[Task details] Within the listing that follows, how many lines contain the word "data"? Only the number is wanted.

[Records supplied]
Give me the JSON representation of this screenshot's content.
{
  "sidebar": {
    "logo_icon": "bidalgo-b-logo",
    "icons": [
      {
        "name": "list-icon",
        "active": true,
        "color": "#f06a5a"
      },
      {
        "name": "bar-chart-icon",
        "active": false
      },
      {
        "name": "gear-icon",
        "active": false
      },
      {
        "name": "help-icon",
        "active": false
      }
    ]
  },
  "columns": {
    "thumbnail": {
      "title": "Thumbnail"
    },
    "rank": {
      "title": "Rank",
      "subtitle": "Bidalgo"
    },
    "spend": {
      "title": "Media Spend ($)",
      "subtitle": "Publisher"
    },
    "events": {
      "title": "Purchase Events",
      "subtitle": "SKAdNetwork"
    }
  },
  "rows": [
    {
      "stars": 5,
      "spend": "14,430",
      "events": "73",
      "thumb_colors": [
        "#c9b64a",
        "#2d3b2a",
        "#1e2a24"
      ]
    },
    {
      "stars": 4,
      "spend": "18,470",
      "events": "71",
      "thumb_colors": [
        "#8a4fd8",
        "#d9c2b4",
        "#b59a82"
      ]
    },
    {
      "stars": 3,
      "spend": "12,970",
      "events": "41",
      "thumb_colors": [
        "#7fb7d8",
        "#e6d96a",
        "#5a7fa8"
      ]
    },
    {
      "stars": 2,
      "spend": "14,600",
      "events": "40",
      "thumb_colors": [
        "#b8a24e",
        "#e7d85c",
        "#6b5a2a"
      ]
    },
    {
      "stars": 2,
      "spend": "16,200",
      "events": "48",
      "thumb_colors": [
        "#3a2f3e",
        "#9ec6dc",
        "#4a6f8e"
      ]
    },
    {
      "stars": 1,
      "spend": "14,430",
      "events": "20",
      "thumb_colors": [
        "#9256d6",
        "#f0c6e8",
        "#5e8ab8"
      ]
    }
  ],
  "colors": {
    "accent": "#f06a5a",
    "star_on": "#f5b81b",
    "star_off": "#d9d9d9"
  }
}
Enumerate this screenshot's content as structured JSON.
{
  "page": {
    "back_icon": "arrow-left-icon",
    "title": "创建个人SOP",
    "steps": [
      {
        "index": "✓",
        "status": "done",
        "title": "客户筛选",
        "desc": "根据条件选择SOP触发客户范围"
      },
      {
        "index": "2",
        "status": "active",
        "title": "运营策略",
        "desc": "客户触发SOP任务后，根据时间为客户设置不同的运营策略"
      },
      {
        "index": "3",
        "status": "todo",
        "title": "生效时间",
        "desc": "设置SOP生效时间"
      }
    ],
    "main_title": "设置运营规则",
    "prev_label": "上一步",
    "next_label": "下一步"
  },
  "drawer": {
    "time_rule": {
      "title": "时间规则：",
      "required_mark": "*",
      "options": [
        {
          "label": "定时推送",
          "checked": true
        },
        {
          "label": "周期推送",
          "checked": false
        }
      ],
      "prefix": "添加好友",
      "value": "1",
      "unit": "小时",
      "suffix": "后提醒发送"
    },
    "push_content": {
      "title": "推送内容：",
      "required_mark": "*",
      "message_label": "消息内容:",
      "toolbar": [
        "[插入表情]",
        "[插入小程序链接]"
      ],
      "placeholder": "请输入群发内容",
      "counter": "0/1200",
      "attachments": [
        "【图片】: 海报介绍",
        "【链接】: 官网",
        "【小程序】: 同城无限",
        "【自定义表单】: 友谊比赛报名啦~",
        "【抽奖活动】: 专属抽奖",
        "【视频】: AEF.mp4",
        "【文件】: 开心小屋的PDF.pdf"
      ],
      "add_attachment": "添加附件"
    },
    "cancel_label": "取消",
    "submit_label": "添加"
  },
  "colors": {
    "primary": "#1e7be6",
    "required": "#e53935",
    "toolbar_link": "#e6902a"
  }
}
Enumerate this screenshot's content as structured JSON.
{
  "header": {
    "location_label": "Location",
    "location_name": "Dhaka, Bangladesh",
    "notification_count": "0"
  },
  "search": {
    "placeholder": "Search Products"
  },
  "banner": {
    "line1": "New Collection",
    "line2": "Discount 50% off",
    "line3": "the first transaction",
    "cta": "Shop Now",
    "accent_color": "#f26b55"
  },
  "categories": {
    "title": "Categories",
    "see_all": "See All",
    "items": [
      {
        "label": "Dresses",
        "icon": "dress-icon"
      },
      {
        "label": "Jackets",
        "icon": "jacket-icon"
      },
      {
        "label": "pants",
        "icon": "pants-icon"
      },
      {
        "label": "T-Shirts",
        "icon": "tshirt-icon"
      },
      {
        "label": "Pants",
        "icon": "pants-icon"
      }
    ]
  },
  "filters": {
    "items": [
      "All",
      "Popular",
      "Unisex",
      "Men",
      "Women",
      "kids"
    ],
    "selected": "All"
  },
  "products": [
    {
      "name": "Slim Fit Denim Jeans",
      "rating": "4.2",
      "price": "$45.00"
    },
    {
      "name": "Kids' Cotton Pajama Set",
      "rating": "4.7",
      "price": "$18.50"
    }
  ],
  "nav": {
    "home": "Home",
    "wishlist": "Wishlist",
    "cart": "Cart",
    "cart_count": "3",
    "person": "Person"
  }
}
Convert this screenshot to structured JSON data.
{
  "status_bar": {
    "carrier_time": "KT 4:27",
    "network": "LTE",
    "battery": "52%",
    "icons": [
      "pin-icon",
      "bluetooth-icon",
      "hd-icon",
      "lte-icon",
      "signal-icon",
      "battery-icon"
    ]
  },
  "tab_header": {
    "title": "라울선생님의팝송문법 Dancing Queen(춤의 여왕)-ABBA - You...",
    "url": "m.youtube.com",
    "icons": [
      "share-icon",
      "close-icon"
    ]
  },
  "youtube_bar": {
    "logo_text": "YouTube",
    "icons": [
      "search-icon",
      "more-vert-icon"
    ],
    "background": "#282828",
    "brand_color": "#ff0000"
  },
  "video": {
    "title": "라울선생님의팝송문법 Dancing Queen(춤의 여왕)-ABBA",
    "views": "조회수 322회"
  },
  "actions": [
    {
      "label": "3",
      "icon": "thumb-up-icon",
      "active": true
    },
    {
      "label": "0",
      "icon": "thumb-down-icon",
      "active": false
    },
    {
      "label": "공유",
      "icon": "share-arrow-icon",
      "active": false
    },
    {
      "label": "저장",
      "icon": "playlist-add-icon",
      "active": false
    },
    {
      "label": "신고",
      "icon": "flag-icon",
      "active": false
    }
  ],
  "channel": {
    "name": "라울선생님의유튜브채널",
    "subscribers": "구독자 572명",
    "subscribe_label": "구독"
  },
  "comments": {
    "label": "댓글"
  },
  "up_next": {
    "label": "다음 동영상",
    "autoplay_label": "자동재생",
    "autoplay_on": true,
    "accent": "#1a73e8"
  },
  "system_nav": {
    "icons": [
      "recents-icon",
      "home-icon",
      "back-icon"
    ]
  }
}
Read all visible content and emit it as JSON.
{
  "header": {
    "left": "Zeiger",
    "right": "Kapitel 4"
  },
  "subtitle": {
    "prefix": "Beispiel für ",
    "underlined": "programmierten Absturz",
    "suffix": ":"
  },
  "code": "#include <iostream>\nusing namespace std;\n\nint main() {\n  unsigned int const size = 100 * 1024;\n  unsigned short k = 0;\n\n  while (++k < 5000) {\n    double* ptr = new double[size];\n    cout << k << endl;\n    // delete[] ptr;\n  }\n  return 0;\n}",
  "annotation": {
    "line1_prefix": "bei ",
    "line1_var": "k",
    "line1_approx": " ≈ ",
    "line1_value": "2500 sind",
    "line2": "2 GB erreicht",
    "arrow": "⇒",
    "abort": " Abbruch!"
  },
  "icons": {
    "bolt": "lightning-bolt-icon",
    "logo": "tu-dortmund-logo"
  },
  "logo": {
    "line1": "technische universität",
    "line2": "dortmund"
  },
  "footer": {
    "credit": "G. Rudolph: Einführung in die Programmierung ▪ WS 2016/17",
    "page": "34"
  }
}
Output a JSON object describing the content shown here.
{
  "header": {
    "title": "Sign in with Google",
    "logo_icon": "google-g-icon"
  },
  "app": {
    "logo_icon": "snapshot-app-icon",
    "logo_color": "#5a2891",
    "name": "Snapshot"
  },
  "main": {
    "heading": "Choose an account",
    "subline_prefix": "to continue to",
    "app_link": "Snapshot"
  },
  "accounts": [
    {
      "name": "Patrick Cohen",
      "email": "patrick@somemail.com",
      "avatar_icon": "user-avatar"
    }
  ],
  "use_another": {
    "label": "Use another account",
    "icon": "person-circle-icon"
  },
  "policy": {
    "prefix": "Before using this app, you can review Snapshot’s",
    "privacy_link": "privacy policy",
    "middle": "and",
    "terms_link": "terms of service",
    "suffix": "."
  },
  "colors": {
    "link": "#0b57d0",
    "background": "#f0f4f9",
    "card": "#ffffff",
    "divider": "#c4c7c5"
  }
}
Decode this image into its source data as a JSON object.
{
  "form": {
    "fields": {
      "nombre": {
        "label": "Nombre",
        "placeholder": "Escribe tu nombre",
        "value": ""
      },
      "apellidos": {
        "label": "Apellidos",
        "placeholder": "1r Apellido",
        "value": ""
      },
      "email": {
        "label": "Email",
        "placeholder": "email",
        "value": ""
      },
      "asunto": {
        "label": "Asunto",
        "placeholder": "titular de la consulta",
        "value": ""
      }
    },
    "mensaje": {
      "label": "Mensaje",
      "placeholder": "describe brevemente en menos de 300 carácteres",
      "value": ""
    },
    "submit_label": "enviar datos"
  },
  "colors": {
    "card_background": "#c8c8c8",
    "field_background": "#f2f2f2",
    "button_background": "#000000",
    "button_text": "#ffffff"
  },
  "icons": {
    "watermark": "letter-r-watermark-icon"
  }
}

[Reply] 2